### WHAT YOU ARE ASKED TO DO
Check each line of the data below for the string "JSON", then state how many have it and nothing else.

[App and web page records]
╭──

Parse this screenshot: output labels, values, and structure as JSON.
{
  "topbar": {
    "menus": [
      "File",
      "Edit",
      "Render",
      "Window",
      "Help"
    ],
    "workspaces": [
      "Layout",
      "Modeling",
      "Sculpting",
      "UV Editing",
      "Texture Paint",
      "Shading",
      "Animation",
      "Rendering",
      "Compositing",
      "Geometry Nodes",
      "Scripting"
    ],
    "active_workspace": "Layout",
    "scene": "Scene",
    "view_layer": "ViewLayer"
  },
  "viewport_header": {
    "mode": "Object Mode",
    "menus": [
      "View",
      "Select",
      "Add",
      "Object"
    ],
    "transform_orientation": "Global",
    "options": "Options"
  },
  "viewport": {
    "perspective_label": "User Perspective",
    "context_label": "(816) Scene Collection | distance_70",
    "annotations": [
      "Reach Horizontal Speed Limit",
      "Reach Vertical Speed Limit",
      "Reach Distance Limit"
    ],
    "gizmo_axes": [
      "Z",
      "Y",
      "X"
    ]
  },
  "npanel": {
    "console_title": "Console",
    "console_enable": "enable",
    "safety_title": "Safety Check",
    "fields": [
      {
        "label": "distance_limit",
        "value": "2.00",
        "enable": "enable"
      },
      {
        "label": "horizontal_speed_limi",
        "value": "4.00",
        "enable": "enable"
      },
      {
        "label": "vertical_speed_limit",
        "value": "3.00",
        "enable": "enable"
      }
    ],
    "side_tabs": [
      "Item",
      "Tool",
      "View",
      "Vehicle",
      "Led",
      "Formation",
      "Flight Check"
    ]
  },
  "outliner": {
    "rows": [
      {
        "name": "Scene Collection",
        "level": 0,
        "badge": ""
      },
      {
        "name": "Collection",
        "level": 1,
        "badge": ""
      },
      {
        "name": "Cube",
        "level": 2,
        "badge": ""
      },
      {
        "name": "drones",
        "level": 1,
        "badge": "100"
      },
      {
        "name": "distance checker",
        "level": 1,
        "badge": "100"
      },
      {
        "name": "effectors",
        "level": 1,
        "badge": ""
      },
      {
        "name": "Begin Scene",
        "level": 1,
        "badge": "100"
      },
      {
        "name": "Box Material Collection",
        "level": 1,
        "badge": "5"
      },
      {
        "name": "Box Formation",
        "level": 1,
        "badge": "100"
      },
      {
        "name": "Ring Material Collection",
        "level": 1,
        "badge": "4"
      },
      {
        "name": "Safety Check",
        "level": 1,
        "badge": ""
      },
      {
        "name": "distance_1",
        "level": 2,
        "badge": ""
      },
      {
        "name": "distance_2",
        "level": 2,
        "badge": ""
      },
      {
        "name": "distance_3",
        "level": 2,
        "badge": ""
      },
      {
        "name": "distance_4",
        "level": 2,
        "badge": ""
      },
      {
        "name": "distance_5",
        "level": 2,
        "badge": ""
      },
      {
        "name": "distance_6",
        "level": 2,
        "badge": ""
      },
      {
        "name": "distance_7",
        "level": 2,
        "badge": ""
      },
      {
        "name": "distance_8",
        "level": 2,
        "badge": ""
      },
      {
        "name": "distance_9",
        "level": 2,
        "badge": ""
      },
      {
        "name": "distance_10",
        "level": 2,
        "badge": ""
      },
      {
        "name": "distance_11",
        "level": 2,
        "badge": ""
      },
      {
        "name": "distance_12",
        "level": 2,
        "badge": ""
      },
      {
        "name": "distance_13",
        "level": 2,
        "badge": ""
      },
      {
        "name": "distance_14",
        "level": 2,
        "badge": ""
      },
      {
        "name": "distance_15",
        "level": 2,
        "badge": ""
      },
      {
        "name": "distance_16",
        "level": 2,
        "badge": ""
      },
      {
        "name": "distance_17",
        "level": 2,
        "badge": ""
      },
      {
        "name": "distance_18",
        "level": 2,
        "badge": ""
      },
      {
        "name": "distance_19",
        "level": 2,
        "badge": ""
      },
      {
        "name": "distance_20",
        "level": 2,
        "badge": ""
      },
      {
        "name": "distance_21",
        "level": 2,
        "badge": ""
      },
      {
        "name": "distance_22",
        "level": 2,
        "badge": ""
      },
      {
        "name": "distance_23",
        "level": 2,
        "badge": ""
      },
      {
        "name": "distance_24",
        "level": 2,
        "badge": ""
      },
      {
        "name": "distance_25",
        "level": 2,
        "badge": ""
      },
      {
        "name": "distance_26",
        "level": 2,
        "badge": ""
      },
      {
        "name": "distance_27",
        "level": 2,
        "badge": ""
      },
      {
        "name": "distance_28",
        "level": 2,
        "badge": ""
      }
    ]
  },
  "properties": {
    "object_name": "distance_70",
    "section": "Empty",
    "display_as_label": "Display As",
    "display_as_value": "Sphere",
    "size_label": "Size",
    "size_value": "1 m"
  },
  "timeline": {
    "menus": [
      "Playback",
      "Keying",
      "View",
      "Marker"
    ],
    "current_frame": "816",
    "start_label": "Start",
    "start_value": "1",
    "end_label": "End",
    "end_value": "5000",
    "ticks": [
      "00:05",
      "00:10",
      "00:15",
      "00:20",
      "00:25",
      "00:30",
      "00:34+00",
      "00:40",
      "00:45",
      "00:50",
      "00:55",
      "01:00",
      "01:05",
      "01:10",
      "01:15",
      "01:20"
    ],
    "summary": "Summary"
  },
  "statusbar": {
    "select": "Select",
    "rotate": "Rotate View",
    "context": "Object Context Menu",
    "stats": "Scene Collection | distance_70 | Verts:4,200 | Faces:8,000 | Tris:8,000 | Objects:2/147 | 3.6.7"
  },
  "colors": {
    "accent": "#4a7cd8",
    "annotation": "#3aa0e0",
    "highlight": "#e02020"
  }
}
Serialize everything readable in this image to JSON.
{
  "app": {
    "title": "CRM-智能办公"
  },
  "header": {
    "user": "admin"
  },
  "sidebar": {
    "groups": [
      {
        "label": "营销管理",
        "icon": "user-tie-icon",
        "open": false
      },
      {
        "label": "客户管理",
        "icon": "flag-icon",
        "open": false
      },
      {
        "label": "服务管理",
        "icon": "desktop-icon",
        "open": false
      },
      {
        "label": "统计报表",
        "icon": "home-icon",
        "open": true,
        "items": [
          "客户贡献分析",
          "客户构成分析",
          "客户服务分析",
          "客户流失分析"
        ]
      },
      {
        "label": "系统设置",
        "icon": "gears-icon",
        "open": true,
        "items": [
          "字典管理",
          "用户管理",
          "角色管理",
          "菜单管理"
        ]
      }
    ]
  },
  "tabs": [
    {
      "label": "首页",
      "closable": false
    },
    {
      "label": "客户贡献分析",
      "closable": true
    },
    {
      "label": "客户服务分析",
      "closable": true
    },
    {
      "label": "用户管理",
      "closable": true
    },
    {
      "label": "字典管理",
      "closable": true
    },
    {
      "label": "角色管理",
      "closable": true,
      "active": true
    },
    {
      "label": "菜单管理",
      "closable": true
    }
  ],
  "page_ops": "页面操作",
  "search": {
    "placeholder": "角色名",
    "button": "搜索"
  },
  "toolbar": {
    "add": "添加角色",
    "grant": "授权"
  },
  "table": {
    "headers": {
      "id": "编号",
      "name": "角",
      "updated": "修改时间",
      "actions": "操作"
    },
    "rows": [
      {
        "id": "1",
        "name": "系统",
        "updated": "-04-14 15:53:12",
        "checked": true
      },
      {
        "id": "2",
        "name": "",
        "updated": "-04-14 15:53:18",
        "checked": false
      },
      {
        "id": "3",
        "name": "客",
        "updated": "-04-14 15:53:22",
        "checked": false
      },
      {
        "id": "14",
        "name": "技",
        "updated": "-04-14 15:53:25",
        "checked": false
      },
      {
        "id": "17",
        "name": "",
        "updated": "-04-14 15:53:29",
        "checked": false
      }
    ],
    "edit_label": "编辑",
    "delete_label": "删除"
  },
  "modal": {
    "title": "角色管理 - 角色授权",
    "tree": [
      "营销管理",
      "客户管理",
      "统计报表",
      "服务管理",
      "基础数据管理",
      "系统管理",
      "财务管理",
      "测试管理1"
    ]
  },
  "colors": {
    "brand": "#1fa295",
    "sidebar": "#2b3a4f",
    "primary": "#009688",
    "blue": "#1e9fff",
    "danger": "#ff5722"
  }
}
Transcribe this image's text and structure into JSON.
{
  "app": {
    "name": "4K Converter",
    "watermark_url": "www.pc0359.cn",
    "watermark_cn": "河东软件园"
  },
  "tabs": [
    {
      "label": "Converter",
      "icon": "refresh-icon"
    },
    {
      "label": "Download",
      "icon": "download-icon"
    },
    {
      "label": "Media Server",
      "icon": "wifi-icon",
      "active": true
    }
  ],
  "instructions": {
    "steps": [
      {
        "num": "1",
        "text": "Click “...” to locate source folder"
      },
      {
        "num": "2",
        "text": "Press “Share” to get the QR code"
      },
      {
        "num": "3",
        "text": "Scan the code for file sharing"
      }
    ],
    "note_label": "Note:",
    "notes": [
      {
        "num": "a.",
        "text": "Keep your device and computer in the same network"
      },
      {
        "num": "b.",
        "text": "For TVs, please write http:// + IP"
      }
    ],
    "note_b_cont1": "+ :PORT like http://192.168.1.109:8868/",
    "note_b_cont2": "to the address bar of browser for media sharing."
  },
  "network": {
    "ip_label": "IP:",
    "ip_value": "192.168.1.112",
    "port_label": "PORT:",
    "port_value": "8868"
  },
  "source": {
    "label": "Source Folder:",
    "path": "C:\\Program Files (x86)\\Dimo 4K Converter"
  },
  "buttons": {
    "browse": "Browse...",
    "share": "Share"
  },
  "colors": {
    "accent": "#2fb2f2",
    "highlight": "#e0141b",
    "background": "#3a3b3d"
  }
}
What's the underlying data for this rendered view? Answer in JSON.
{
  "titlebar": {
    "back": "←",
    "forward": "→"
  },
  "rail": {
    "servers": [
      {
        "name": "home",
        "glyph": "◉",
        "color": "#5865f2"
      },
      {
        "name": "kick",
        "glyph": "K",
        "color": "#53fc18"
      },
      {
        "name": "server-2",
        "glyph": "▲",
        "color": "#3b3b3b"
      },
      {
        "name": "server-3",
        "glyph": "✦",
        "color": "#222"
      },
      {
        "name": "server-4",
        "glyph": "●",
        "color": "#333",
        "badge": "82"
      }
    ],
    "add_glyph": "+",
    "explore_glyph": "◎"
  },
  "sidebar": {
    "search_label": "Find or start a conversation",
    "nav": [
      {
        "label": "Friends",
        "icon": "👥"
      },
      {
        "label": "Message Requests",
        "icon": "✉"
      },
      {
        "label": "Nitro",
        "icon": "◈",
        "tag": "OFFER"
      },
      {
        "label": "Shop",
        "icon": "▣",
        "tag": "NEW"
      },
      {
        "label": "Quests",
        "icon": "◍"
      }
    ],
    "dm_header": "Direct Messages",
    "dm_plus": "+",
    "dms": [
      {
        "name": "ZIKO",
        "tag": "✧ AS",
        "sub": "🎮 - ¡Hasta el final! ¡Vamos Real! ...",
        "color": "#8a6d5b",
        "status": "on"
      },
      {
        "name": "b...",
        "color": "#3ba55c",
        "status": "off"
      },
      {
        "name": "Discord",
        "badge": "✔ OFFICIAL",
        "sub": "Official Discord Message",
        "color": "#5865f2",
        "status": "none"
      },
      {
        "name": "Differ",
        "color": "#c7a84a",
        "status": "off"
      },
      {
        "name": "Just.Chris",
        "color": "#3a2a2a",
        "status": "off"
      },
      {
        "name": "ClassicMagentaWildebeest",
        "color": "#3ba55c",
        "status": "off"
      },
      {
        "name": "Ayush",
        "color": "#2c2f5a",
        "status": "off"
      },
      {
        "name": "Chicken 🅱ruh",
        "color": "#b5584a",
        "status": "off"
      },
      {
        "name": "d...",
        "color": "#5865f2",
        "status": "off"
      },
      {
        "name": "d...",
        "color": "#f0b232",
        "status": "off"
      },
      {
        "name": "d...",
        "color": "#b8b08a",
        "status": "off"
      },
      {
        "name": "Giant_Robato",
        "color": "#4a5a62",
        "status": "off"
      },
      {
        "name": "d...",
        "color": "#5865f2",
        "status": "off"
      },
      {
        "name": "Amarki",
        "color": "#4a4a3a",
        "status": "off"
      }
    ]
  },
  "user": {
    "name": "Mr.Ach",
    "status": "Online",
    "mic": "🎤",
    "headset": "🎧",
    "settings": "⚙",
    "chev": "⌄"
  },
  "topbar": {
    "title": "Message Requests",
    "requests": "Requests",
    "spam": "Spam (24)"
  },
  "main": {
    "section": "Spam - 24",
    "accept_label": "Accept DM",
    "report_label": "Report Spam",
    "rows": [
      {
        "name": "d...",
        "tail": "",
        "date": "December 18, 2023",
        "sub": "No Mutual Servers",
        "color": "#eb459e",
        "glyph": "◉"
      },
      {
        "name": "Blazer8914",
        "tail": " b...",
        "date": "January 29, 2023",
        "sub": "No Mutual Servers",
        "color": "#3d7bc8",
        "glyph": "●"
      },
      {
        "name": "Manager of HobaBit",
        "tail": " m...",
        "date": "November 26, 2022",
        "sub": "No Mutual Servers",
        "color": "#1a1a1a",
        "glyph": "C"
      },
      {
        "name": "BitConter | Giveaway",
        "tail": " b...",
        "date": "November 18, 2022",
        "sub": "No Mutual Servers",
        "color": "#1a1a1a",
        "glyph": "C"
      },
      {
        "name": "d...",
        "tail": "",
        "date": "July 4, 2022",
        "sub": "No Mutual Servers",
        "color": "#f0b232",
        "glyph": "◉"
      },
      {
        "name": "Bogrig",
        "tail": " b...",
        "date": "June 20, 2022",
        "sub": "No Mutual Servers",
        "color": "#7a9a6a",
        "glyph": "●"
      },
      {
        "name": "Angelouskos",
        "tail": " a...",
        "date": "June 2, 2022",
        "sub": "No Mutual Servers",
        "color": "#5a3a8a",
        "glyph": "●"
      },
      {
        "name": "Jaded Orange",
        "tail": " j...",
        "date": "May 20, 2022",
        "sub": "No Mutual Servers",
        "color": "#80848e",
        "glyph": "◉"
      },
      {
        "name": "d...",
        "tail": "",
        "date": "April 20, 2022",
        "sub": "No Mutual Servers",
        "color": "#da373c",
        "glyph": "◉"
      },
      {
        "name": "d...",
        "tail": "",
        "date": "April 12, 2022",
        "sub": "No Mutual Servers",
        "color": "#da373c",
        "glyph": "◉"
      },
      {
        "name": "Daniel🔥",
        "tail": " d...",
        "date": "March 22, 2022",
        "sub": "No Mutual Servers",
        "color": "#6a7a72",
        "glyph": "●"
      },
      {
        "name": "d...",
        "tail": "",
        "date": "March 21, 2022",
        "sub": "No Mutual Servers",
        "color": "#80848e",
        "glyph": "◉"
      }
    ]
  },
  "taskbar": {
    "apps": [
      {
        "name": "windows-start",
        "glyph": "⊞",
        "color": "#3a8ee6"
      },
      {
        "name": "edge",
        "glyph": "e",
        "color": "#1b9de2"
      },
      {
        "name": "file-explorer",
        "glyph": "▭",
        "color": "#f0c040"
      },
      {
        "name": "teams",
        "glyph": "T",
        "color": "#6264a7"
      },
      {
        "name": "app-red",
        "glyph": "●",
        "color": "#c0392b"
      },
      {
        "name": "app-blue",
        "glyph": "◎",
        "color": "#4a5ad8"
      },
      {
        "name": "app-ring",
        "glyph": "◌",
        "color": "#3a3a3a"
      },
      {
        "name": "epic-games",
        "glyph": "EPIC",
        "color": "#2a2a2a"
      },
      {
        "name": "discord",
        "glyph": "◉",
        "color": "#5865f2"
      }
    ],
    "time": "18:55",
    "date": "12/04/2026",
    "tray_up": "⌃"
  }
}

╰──

### ANSWER FOR THIS EXERCISE
4